----- Data in this exercise -----

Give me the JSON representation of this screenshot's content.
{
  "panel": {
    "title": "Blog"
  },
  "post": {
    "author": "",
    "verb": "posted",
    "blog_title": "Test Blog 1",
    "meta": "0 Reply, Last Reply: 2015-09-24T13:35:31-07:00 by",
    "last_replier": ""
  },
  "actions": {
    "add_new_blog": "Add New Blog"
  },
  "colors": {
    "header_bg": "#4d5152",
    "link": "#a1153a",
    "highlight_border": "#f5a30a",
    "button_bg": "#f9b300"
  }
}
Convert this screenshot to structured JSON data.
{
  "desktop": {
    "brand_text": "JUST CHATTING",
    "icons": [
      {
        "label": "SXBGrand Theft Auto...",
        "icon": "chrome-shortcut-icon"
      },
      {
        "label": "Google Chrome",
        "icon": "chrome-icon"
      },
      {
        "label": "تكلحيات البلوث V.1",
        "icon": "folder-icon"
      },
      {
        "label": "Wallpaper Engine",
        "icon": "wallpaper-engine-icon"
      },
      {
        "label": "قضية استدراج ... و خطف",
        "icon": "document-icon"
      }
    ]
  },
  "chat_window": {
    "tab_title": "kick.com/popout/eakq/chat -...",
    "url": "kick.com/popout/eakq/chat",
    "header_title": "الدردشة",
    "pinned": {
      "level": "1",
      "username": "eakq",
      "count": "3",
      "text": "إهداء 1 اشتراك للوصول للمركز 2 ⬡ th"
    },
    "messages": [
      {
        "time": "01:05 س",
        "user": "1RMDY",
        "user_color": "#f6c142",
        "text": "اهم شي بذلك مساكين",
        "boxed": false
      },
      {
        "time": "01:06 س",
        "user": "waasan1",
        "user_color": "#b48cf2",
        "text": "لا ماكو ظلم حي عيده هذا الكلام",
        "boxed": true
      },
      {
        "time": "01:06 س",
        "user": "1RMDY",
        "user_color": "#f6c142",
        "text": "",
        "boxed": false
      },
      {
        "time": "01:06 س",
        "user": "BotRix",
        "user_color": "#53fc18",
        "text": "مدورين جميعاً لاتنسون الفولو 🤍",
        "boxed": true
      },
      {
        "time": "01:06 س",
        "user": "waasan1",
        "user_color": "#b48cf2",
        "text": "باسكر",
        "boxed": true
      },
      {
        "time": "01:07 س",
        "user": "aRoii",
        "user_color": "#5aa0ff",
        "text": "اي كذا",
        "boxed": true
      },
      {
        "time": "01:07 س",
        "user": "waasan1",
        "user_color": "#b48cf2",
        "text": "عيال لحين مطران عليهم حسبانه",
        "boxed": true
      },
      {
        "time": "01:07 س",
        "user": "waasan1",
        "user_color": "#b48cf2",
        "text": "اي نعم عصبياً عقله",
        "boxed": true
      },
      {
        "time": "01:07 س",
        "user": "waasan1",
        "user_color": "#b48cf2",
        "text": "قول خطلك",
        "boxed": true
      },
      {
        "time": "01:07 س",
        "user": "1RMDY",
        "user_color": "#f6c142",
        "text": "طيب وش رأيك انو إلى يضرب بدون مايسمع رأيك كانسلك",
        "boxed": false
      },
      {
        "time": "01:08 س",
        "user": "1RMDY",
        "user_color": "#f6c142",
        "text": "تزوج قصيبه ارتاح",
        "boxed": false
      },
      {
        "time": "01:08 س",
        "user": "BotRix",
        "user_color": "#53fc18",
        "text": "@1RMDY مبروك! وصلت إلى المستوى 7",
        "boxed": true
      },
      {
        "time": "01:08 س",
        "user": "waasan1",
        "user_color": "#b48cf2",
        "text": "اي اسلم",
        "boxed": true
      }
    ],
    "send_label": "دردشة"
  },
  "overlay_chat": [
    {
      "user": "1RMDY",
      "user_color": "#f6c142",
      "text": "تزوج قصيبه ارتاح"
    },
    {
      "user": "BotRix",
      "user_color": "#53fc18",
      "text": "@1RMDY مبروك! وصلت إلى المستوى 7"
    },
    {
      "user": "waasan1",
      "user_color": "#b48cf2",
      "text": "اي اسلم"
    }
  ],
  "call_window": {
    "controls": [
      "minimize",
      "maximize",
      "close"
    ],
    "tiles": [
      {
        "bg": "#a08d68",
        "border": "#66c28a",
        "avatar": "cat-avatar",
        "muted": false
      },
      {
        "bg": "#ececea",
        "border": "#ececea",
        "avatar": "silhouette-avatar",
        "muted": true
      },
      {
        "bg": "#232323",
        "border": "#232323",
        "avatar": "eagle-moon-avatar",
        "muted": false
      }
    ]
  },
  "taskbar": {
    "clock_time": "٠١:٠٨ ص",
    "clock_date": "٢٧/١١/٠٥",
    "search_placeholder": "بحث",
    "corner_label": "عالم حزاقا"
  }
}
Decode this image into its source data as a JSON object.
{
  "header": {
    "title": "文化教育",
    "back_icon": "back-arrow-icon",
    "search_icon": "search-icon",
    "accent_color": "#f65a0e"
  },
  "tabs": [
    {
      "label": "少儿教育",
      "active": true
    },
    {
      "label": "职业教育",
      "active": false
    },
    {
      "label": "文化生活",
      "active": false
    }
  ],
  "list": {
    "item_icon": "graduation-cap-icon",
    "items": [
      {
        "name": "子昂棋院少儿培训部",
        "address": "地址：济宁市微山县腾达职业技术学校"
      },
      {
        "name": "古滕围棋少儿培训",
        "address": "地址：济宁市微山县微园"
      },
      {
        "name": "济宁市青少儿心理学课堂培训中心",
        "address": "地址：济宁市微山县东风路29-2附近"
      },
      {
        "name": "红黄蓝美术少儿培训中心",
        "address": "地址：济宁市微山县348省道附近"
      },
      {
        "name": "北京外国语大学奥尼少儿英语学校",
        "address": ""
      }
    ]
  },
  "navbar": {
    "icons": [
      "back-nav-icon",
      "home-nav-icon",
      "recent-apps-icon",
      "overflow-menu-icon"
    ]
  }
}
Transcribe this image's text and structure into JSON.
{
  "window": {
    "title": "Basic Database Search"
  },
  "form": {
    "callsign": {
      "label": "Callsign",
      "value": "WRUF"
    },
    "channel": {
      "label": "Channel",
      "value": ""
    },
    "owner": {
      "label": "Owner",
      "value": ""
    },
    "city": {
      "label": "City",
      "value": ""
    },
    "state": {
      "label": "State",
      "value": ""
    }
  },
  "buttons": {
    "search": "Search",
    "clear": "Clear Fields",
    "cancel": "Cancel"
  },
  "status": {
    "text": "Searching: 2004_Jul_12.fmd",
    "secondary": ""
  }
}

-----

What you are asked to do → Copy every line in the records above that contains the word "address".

Result for this task →
        "address": "地址：济宁市微山县腾达职业技术学校"
        "address": "地址：济宁市微山县微园"
        "address": "地址：济宁市微山县东风路29-2附近"
        "address": "地址：济宁市微山县348省道附近"
        "address": ""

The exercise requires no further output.